**Task goal:** A single figure is the whole answer: the number of lines in the records that contain "Kantbleche".

**Data to examine:**
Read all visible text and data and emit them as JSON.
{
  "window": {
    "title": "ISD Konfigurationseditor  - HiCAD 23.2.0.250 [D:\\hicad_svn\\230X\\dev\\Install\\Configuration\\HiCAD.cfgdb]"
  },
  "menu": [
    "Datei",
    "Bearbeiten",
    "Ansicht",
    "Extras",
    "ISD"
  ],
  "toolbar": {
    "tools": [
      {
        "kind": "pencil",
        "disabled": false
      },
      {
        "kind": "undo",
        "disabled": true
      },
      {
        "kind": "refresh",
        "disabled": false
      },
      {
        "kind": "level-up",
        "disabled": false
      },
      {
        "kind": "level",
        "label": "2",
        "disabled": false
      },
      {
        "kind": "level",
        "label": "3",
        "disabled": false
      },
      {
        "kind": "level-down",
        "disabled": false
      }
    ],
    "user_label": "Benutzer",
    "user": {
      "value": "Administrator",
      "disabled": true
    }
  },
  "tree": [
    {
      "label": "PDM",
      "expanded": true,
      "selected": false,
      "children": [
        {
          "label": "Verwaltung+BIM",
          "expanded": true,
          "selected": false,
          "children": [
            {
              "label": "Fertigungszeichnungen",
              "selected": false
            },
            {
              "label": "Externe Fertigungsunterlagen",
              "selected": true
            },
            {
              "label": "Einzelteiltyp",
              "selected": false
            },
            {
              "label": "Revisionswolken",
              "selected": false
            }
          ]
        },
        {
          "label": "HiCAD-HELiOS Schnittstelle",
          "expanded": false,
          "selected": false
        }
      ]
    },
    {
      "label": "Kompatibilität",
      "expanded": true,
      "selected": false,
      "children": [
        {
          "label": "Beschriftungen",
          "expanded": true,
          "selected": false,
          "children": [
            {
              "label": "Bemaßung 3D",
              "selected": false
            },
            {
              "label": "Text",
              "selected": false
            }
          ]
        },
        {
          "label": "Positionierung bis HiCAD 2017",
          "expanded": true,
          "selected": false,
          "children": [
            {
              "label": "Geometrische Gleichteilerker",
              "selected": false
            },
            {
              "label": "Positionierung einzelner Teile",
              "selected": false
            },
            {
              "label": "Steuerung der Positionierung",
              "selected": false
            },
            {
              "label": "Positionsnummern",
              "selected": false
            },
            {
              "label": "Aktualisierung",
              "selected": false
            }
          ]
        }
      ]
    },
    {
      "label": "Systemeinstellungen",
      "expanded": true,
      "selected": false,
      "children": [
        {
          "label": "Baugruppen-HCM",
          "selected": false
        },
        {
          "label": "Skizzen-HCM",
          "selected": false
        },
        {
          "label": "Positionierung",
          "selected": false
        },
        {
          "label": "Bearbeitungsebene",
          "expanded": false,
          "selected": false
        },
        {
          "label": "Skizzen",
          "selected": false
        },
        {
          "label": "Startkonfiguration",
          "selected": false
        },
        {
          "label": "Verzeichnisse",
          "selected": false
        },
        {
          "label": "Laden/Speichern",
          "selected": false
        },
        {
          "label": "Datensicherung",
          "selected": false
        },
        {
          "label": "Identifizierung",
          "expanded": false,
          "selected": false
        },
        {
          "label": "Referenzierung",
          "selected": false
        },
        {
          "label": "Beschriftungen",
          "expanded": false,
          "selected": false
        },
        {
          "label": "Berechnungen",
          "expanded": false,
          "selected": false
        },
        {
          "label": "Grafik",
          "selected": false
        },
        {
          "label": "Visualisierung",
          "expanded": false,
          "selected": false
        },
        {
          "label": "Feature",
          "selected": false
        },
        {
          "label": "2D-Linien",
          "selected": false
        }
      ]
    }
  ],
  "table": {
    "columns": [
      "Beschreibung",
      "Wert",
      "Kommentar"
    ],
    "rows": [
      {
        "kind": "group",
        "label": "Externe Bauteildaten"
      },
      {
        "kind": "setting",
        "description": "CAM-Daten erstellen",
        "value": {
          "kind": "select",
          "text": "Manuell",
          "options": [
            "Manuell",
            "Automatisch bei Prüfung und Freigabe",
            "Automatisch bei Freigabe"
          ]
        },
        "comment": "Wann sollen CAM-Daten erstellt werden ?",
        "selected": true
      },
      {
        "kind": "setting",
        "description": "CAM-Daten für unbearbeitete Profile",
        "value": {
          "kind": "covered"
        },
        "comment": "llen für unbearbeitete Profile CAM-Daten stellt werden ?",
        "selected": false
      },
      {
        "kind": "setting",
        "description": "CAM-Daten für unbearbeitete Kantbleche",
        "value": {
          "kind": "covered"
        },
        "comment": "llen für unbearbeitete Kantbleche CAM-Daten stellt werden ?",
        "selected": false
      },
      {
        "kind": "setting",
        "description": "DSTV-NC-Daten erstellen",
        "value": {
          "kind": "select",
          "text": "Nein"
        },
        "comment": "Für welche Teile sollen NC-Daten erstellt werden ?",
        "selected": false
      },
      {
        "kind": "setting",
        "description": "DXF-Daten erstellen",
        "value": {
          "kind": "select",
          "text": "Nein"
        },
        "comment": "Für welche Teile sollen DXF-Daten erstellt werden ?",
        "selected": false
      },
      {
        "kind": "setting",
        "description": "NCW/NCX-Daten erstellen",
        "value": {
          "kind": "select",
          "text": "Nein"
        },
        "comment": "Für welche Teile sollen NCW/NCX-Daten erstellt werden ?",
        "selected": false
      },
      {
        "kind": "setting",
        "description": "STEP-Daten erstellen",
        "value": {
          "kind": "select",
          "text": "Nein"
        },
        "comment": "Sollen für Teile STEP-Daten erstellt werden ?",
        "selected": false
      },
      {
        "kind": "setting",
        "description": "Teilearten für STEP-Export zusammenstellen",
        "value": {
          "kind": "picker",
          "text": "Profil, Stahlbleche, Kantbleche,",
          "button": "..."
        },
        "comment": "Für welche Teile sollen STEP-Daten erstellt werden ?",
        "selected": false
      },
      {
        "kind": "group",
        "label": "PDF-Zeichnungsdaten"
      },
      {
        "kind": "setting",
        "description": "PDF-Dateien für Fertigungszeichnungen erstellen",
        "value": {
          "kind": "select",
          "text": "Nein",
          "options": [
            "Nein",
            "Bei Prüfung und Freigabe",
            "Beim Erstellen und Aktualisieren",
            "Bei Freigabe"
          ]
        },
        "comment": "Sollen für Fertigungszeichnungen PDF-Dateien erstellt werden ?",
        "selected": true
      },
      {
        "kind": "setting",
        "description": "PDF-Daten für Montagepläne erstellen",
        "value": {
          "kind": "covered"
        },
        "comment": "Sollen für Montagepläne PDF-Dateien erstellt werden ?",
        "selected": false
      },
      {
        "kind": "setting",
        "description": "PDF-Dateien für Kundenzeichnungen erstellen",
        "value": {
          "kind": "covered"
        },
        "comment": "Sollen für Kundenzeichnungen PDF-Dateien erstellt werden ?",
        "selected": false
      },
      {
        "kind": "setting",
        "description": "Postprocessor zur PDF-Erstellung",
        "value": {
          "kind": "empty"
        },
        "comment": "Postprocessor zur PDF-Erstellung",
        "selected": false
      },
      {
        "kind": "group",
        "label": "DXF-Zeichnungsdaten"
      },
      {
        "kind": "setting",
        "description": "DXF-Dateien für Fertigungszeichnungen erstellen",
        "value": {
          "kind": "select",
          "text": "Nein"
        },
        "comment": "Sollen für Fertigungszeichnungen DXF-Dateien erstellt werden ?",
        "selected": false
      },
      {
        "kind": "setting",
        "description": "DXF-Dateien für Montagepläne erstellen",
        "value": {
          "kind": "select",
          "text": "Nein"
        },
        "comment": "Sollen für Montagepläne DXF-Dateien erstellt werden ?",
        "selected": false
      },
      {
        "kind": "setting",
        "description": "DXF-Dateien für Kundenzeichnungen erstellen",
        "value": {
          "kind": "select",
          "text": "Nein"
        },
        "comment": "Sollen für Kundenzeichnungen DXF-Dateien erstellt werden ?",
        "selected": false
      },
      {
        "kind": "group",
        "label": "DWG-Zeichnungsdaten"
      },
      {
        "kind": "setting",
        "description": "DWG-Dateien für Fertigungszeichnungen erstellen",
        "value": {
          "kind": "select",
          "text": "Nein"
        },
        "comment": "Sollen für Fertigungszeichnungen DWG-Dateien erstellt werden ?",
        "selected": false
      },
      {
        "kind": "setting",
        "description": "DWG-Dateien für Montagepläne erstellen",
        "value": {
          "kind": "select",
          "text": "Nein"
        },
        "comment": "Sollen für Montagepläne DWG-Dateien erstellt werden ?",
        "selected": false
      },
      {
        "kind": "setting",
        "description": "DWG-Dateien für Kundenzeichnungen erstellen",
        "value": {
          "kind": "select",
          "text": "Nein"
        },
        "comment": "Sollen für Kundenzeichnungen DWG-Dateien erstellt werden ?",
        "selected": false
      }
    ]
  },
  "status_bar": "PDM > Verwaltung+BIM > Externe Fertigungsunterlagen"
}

**Answer section:** 3